Where a record holds a picture, leave the picture out; otherwise repeat every record exactly.
Top of RECORD EXTRACTS
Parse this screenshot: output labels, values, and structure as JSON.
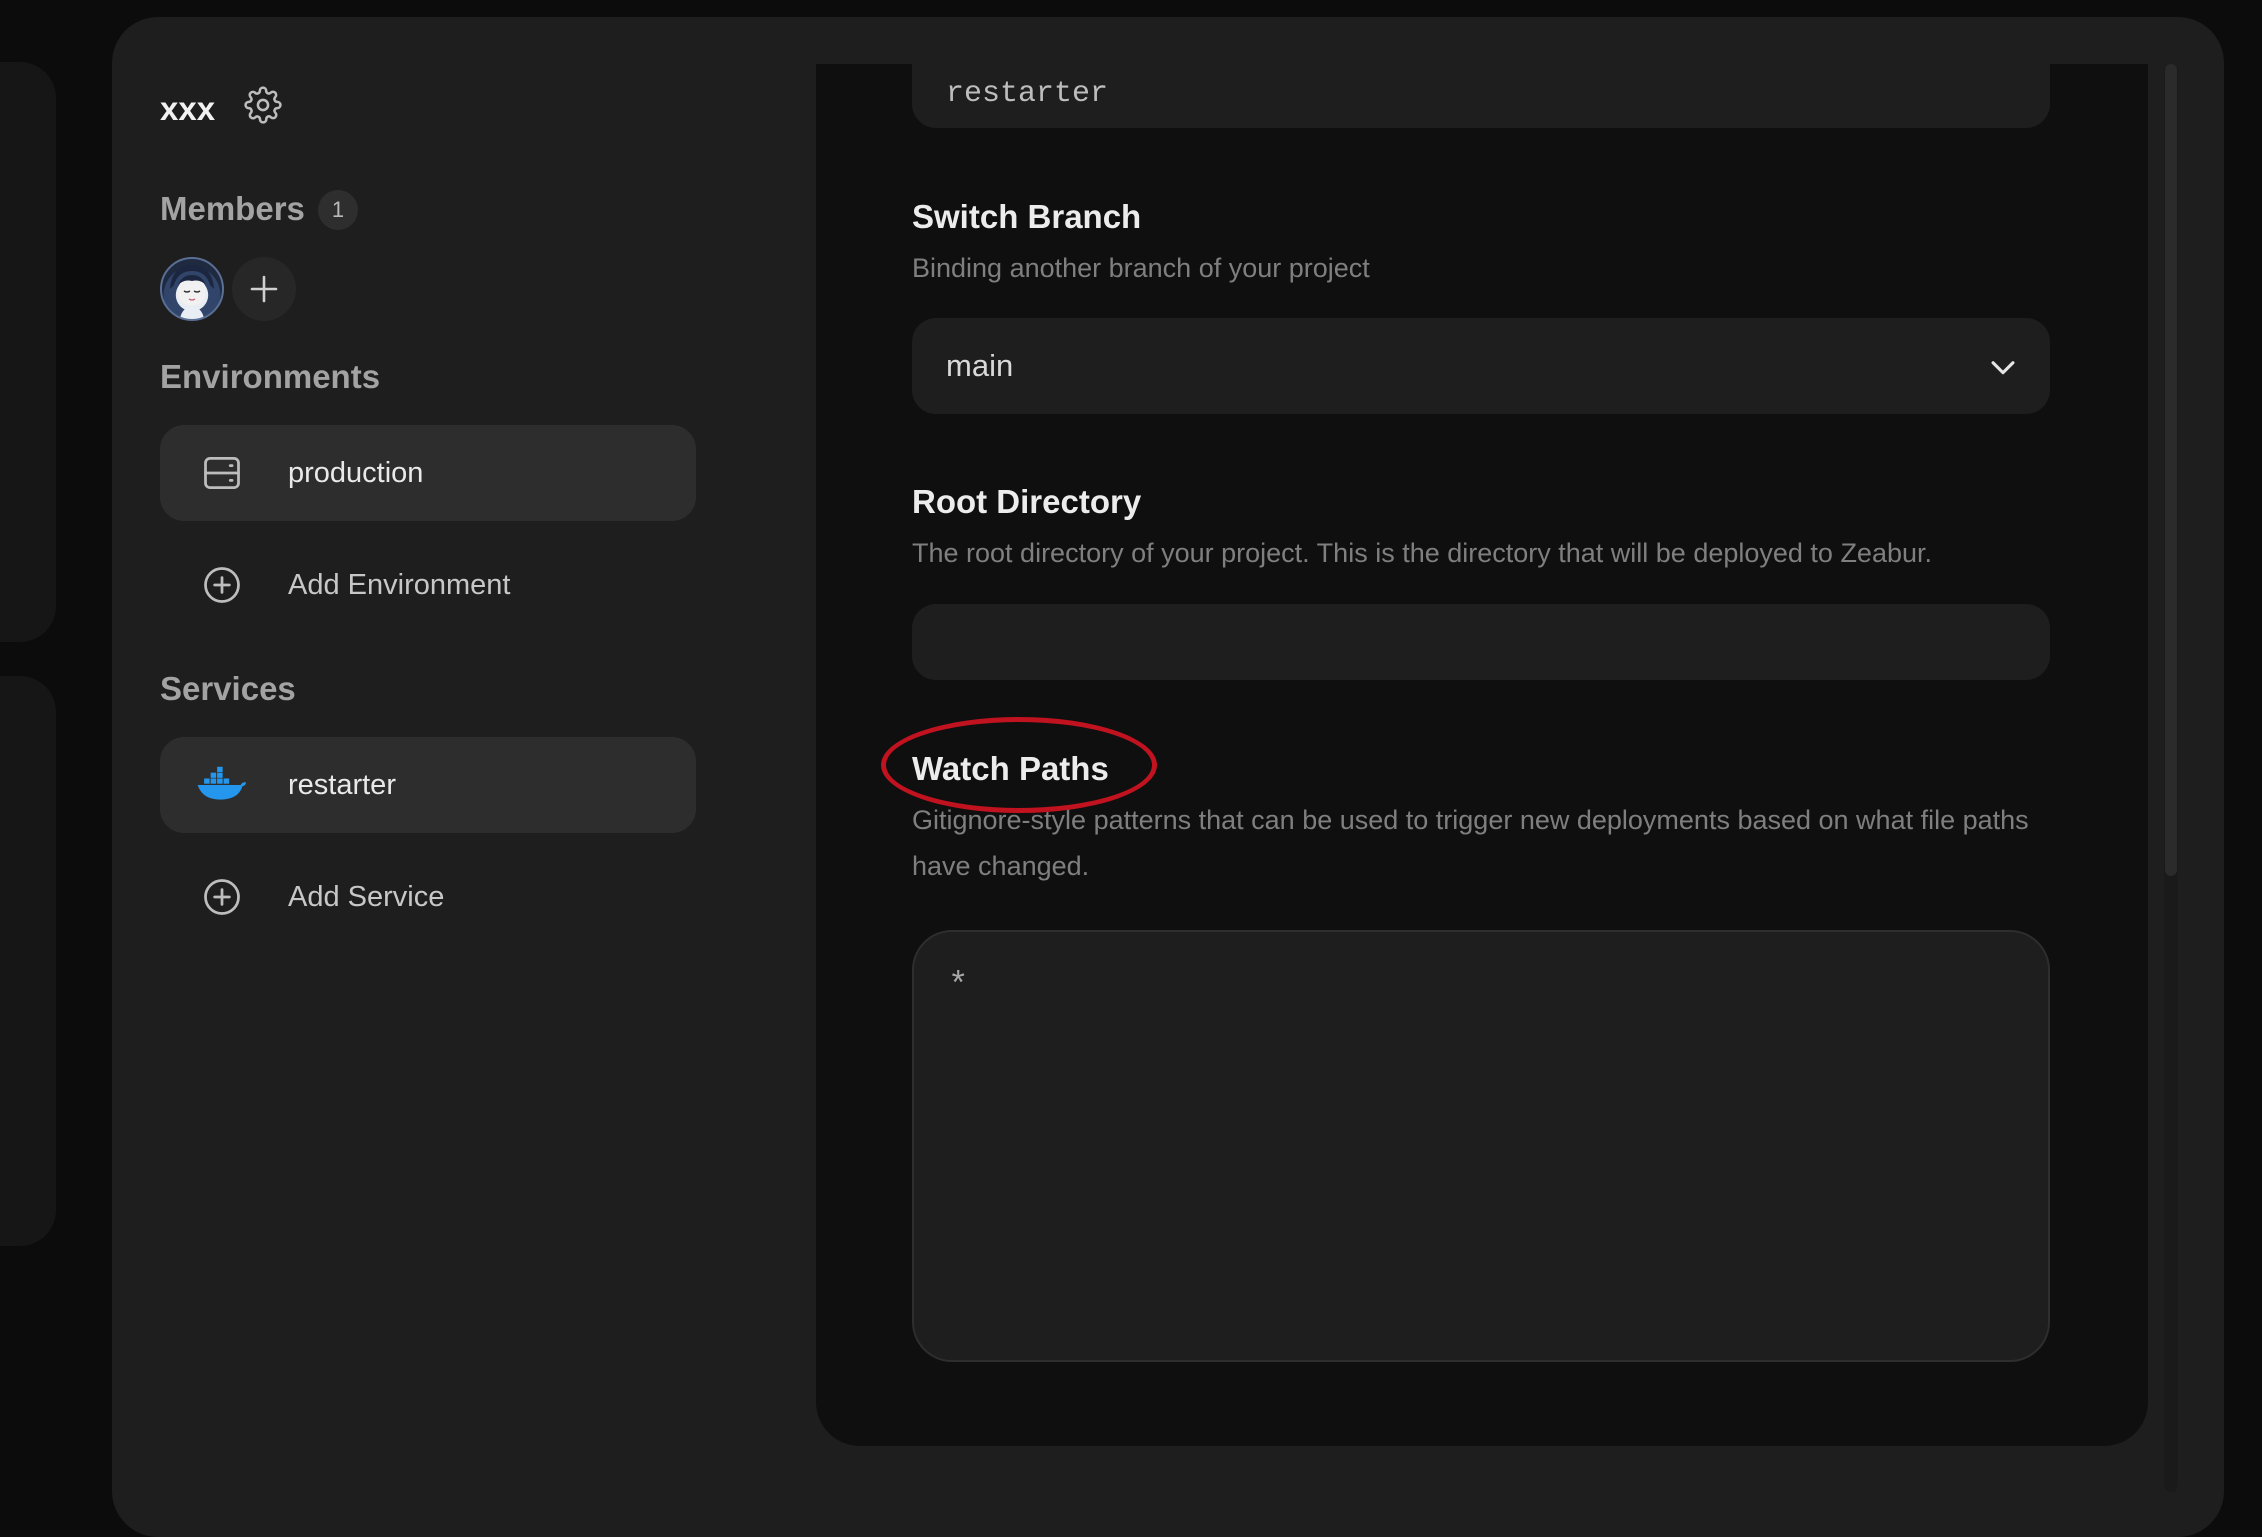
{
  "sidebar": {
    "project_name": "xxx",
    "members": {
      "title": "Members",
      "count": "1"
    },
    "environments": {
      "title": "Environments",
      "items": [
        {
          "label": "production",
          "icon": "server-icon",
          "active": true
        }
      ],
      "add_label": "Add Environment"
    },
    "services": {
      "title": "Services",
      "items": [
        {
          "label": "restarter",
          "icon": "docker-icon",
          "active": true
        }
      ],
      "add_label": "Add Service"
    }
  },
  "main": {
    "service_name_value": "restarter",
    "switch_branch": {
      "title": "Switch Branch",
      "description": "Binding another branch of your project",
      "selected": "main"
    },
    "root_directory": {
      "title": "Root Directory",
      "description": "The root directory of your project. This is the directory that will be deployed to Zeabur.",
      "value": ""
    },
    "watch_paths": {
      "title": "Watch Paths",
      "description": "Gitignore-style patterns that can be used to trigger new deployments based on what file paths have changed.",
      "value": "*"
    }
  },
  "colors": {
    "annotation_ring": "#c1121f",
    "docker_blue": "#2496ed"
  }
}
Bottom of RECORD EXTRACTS
(EXPECTED OUTPUT)
Parse this screenshot: output labels, values, and structure as JSON.
{
  "sidebar": {
    "project_name": "xxx",
    "members": {
      "title": "Members",
      "count": "1"
    },
    "environments": {
      "title": "Environments",
      "items": [
        {
          "label": "production",
          "icon": "server-icon",
          "active": true
        }
      ],
      "add_label": "Add Environment"
    },
    "services": {
      "title": "Services",
      "items": [
        {
          "label": "restarter",
          "icon": "docker-icon",
          "active": true
        }
      ],
      "add_label": "Add Service"
    }
  },
  "main": {
    "service_name_value": "restarter",
    "switch_branch": {
      "title": "Switch Branch",
      "description": "Binding another branch of your project",
      "selected": "main"
    },
    "root_directory": {
      "title": "Root Directory",
      "description": "The root directory of your project. This is the directory that will be deployed to Zeabur.",
      "value": ""
    },
    "watch_paths": {
      "title": "Watch Paths",
      "description": "Gitignore-style patterns that can be used to trigger new deployments based on what file paths have changed.",
      "value": "*"
    }
  },
  "colors": {
    "annotation_ring": "#c1121f",
    "docker_blue": "#2496ed"
  }
}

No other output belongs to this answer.